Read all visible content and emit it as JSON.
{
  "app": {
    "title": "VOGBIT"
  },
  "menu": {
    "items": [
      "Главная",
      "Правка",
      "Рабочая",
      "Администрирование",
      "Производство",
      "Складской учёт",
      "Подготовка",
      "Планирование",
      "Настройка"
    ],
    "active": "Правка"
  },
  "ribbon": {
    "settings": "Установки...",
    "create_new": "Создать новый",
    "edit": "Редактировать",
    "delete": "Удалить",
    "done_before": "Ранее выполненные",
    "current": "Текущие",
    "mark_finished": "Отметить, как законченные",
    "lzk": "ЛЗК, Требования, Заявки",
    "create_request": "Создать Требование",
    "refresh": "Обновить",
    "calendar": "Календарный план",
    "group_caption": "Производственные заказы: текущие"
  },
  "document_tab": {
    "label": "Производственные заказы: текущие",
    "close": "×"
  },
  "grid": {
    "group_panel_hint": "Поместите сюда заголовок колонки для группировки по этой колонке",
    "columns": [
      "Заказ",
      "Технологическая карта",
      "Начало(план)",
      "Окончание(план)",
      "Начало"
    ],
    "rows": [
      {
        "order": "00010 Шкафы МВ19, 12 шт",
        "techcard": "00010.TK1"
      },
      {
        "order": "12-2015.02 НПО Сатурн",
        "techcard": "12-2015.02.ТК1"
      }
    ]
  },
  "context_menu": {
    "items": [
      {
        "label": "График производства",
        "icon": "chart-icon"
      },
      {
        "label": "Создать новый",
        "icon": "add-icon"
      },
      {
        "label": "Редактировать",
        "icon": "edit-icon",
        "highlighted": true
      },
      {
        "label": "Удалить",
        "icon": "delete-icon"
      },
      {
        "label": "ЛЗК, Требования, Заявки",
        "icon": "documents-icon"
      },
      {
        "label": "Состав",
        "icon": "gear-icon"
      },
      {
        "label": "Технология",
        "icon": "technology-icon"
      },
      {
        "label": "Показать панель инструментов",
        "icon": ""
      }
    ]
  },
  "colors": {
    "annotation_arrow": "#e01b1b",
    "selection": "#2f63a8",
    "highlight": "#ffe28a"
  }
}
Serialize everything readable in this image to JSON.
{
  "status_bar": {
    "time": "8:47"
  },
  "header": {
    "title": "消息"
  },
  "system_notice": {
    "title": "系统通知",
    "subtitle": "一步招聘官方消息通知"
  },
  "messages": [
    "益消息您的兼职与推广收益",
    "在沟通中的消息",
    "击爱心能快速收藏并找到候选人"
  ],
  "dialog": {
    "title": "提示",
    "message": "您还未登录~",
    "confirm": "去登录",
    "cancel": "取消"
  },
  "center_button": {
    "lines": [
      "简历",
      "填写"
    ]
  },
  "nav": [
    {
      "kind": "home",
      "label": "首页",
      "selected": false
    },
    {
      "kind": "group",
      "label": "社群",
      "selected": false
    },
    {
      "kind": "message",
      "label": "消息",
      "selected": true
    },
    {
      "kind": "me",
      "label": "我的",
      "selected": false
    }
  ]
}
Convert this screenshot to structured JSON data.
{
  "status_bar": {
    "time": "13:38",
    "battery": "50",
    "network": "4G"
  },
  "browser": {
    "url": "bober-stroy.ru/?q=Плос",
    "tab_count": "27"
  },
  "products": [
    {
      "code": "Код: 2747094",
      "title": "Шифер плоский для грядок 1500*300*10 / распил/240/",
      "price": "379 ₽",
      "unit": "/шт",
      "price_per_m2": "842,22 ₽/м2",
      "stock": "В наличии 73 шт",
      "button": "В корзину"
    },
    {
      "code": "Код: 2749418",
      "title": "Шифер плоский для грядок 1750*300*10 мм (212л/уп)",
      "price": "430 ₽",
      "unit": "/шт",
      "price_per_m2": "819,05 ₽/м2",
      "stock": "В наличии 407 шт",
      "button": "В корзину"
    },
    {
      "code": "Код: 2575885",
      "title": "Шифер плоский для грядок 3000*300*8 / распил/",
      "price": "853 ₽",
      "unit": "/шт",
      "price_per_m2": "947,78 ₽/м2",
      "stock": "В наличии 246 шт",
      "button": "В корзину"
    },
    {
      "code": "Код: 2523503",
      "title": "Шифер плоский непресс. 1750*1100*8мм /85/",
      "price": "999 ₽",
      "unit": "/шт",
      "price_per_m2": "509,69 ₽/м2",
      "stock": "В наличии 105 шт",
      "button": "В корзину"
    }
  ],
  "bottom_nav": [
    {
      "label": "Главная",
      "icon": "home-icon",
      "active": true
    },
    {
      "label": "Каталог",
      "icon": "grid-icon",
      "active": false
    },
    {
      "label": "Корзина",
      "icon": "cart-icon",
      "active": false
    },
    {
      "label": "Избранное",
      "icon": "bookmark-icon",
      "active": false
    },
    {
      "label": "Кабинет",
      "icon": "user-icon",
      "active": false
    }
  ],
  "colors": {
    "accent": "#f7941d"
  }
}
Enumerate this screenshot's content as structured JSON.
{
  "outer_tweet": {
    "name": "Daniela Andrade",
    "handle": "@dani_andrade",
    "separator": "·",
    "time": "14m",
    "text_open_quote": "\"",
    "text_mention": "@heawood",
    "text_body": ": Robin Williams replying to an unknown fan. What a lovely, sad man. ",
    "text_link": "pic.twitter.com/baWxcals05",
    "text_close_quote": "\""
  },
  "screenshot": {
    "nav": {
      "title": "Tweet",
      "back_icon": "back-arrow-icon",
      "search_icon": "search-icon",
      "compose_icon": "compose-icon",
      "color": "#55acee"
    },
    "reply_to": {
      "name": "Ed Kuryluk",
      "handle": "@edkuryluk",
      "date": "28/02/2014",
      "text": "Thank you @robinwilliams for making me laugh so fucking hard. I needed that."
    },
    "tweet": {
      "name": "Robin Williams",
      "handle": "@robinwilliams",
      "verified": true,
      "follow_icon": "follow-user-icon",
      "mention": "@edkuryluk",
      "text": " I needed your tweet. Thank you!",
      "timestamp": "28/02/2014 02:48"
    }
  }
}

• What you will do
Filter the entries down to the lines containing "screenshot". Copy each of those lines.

• Result for this task
Convert this screenshot to structured JSON data.
Enumerate this screenshot's content as structured JSON.
  "screenshot": {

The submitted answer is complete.